**What you should do**
Please restate every record below word for word.

**Provided data**
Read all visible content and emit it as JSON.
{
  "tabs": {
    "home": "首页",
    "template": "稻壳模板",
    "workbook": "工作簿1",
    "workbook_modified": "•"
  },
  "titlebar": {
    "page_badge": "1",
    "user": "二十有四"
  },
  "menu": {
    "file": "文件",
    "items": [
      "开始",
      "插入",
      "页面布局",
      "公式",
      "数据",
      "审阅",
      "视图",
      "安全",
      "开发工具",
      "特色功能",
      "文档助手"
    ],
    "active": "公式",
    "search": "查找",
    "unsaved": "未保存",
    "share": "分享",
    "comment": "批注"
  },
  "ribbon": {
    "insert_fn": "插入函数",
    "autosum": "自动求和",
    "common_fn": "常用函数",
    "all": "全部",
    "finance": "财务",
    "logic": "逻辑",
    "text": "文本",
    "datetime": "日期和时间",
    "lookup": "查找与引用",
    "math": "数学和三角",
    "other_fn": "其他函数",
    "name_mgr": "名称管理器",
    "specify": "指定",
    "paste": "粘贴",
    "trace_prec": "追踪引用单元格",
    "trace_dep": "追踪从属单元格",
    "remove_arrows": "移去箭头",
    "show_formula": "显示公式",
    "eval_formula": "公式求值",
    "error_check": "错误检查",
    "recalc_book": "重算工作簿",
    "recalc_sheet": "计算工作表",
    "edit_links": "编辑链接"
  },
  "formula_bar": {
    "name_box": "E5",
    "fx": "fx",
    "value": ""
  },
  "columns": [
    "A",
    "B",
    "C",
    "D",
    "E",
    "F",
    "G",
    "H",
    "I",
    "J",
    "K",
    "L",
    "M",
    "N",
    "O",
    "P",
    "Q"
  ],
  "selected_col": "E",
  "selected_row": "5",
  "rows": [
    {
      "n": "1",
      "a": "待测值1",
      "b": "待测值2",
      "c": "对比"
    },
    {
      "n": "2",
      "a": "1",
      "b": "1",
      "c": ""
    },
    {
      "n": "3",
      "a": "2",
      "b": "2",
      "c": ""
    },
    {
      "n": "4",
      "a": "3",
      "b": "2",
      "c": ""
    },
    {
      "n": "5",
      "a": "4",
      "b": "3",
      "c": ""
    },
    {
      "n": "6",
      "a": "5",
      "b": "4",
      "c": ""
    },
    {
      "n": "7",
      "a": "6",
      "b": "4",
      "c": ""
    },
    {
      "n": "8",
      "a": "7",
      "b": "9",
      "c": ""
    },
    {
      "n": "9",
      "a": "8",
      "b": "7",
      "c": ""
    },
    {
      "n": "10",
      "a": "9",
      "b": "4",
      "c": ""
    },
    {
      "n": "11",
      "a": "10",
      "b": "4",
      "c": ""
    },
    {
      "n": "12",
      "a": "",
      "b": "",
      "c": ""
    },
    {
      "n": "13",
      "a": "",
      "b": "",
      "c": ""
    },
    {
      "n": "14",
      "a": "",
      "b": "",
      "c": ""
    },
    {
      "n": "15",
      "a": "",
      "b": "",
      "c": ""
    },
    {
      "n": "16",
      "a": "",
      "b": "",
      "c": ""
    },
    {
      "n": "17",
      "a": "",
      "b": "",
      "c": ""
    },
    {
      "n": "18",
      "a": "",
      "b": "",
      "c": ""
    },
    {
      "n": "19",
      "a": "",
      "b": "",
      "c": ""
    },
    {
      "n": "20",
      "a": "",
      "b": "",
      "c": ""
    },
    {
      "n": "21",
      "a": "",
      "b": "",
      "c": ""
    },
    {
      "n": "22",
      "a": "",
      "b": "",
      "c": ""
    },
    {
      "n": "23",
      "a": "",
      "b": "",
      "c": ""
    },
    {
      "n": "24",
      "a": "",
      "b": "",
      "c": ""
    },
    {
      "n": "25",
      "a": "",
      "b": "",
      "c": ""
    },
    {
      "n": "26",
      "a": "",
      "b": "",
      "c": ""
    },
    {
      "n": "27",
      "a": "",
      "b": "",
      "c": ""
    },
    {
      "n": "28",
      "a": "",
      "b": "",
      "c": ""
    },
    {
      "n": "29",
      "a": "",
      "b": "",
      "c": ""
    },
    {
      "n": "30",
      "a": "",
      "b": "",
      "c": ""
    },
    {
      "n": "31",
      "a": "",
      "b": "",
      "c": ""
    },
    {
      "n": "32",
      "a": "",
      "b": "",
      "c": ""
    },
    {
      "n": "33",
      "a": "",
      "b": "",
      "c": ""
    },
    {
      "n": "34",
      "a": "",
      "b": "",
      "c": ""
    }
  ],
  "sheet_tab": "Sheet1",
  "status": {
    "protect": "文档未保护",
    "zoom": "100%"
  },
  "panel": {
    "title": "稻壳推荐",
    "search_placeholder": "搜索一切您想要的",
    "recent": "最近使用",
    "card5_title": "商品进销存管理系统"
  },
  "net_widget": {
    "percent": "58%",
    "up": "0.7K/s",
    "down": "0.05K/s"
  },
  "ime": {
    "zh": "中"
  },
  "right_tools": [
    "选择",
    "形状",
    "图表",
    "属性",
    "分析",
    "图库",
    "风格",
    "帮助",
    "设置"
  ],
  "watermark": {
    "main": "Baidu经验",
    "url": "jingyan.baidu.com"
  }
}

**Solution below**
Read all visible content and emit it as JSON.
{
  "tabs": {
    "home": "首页",
    "template": "稻壳模板",
    "workbook": "工作簿1",
    "workbook_modified": "•"
  },
  "titlebar": {
    "page_badge": "1",
    "user": "二十有四"
  },
  "menu": {
    "file": "文件",
    "items": [
      "开始",
      "插入",
      "页面布局",
      "公式",
      "数据",
      "审阅",
      "视图",
      "安全",
      "开发工具",
      "特色功能",
      "文档助手"
    ],
    "active": "公式",
    "search": "查找",
    "unsaved": "未保存",
    "share": "分享",
    "comment": "批注"
  },
  "ribbon": {
    "insert_fn": "插入函数",
    "autosum": "自动求和",
    "common_fn": "常用函数",
    "all": "全部",
    "finance": "财务",
    "logic": "逻辑",
    "text": "文本",
    "datetime": "日期和时间",
    "lookup": "查找与引用",
    "math": "数学和三角",
    "other_fn": "其他函数",
    "name_mgr": "名称管理器",
    "specify": "指定",
    "paste": "粘贴",
    "trace_prec": "追踪引用单元格",
    "trace_dep": "追踪从属单元格",
    "remove_arrows": "移去箭头",
    "show_formula": "显示公式",
    "eval_formula": "公式求值",
    "error_check": "错误检查",
    "recalc_book": "重算工作簿",
    "recalc_sheet": "计算工作表",
    "edit_links": "编辑链接"
  },
  "formula_bar": {
    "name_box": "E5",
    "fx": "fx",
    "value": ""
  },
  "columns": [
    "A",
    "B",
    "C",
    "D",
    "E",
    "F",
    "G",
    "H",
    "I",
    "J",
    "K",
    "L",
    "M",
    "N",
    "O",
    "P",
    "Q"
  ],
  "selected_col": "E",
  "selected_row": "5",
  "rows": [
    {
      "n": "1",
      "a": "待测值1",
      "b": "待测值2",
      "c": "对比"
    },
    {
      "n": "2",
      "a": "1",
      "b": "1",
      "c": ""
    },
    {
      "n": "3",
      "a": "2",
      "b": "2",
      "c": ""
    },
    {
      "n": "4",
      "a": "3",
      "b": "2",
      "c": ""
    },
    {
      "n": "5",
      "a": "4",
      "b": "3",
      "c": ""
    },
    {
      "n": "6",
      "a": "5",
      "b": "4",
      "c": ""
    },
    {
      "n": "7",
      "a": "6",
      "b": "4",
      "c": ""
    },
    {
      "n": "8",
      "a": "7",
      "b": "9",
      "c": ""
    },
    {
      "n": "9",
      "a": "8",
      "b": "7",
      "c": ""
    },
    {
      "n": "10",
      "a": "9",
      "b": "4",
      "c": ""
    },
    {
      "n": "11",
      "a": "10",
      "b": "4",
      "c": ""
    },
    {
      "n": "12",
      "a": "",
      "b": "",
      "c": ""
    },
    {
      "n": "13",
      "a": "",
      "b": "",
      "c": ""
    },
    {
      "n": "14",
      "a": "",
      "b": "",
      "c": ""
    },
    {
      "n": "15",
      "a": "",
      "b": "",
      "c": ""
    },
    {
      "n": "16",
      "a": "",
      "b": "",
      "c": ""
    },
    {
      "n": "17",
      "a": "",
      "b": "",
      "c": ""
    },
    {
      "n": "18",
      "a": "",
      "b": "",
      "c": ""
    },
    {
      "n": "19",
      "a": "",
      "b": "",
      "c": ""
    },
    {
      "n": "20",
      "a": "",
      "b": "",
      "c": ""
    },
    {
      "n": "21",
      "a": "",
      "b": "",
      "c": ""
    },
    {
      "n": "22",
      "a": "",
      "b": "",
      "c": ""
    },
    {
      "n": "23",
      "a": "",
      "b": "",
      "c": ""
    },
    {
      "n": "24",
      "a": "",
      "b": "",
      "c": ""
    },
    {
      "n": "25",
      "a": "",
      "b": "",
      "c": ""
    },
    {
      "n": "26",
      "a": "",
      "b": "",
      "c": ""
    },
    {
      "n": "27",
      "a": "",
      "b": "",
      "c": ""
    },
    {
      "n": "28",
      "a": "",
      "b": "",
      "c": ""
    },
    {
      "n": "29",
      "a": "",
      "b": "",
      "c": ""
    },
    {
      "n": "30",
      "a": "",
      "b": "",
      "c": ""
    },
    {
      "n": "31",
      "a": "",
      "b": "",
      "c": ""
    },
    {
      "n": "32",
      "a": "",
      "b": "",
      "c": ""
    },
    {
      "n": "33",
      "a": "",
      "b": "",
      "c": ""
    },
    {
      "n": "34",
      "a": "",
      "b": "",
      "c": ""
    }
  ],
  "sheet_tab": "Sheet1",
  "status": {
    "protect": "文档未保护",
    "zoom": "100%"
  },
  "panel": {
    "title": "稻壳推荐",
    "search_placeholder": "搜索一切您想要的",
    "recent": "最近使用",
    "card5_title": "商品进销存管理系统"
  },
  "net_widget": {
    "percent": "58%",
    "up": "0.7K/s",
    "down": "0.05K/s"
  },
  "ime": {
    "zh": "中"
  },
  "right_tools": [
    "选择",
    "形状",
    "图表",
    "属性",
    "分析",
    "图库",
    "风格",
    "帮助",
    "设置"
  ],
  "watermark": {
    "main": "Baidu经验",
    "url": "jingyan.baidu.com"
  }
}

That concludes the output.